I have a separate Dunbar Number in each city I visited. And I try to connect them to each other even more than they are already connected via online communication. Which is one of the reasons we organize conferences and one of the reasons I am online all the time.

Related:

As Science Bloggers, Who Are We Really Writing For? by Emily Anthes.

Are science blogs stuck in an echo chamber? Chamber? Chamber? by Ed Yong.

Sigma Xi pizza lunch lecture – Science in the current media environment

Next Tuesday at Sigma Xi:

Hi all. Normally we aim to hold pizza lunch on the 3rd Tuesday of each month. In November, that date conflicts with the ship date of the January-February 2011 issue of American Scientist. So we’ll convene a week later. Still, I think you’ll find the session—something different this time—worth the wait.
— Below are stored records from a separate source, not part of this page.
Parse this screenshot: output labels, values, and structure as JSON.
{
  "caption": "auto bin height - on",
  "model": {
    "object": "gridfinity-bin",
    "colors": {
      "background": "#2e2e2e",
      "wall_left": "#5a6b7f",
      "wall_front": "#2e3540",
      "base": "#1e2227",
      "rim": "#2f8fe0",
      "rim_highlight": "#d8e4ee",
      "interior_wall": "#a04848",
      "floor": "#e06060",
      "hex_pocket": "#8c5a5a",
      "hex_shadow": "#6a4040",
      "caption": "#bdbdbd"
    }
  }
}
Join us on Tuesday, Nov. 23 to hear one of our own, veteran science blogger Bora Zivkovic, talk about the shifting ecosystems within his craft. Zivkovic has had a front seat to much of that change, as author of the influential A Blog Around The Clock, as co-founder (with Anton Zuiker) of the international conference ScienceOnline in RTP, as the former online community manager at Public Library of Science and, now, as the new blog and community editor for Scientific American magazine. For a long time, people spoke of the day when print and online media would converge. In a growing share of the publishing world, that convergence has occurred. And Bora, when it comes to science journalism, has been a catalyst in that change.

Thanks to a grant from the N.C. Biotechnology Center, American Scientist Pizza Lunch is free and open to science journalists and science communicators of all stripes. Feel free to forward this message to anyone who might want to attend. RSVPs are required (for the slice count) to cclabby@amsci.org
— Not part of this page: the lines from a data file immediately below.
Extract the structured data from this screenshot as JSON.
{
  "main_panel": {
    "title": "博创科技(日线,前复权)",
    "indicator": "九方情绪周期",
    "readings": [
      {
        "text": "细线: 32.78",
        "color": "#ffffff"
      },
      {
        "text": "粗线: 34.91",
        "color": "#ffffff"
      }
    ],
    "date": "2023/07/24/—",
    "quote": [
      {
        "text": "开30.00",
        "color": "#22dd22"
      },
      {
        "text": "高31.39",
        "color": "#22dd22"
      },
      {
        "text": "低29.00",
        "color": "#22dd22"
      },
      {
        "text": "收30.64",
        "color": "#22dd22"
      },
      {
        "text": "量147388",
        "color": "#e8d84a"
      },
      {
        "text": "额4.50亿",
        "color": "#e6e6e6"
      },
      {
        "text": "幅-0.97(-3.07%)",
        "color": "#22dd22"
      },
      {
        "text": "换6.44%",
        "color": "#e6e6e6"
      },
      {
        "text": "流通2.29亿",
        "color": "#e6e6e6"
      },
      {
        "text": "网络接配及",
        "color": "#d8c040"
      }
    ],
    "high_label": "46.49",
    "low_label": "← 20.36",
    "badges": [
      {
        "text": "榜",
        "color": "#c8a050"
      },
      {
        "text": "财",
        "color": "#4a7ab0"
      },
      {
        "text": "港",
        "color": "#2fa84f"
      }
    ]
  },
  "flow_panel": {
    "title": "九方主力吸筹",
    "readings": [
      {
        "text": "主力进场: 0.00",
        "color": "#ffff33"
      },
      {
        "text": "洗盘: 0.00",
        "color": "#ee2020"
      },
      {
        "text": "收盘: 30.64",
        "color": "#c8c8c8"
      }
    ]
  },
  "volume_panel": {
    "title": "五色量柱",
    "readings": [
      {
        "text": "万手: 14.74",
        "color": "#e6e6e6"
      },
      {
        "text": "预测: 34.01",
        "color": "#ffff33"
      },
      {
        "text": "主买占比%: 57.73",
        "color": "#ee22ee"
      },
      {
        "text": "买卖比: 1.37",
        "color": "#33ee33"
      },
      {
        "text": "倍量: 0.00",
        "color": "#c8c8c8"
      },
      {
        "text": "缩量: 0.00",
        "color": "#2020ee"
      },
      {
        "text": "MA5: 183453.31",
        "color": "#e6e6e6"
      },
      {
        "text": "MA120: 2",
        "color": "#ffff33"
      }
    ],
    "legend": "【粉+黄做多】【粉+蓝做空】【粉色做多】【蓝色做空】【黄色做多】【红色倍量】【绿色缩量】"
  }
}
Directions to Sigma Xi, the Scientific Research Society in RTP, are here: http://www.sigmaxi.org/about/center/directions.shtml

ScienceWriters2010 – NASW/CASW meeting this week

ScienceWriters2010 is starting on Friday afternoon at Yale University in New Haven, CT. This is a joint meeting of the National Association of Science Writers (NASW) and the Council for the Advancement of Science Writing (CASW).

I am not exactly sure, but I think most sessions will be recorded in some fashion and made available online later.

It is much better, if you want to follow live, to bookmarks the official ScienceWriters2010 blog where recipients of the travel grants – mostly science journalism students or young freelancers – will cover all the sessions in as close to real-time as is possible.

The fellows will also tweet from the meeting, and you can follow them by subscribing to this Twitter list. Or you can follow everyone from the conference by saving a Twitter search for the #sciwri10 hashtag.

I will be on a panel Rebooting science journalism: Adapting to the new media landscape, put together by David Dobbs. My co-panelists are Emily Bell and Betsy Mason. That should be fun!

Definitely check out the rest of the schedule – it is awesome. Everyone’s biggest problem is that all those great sessions are happening simultaneously, so we’ll all also have to wait for recordings of our colleagues’ sessions afterward.

And if you are there and you see me, please come and say Hi!

Science Journalism at Skeptically Speaking

This Friday at 6pm MST (8pm EST) I will be a guest on the Skeptically Speaking radio show. The topic is Science Journalism. Send your questions in advance and tune in on Friday.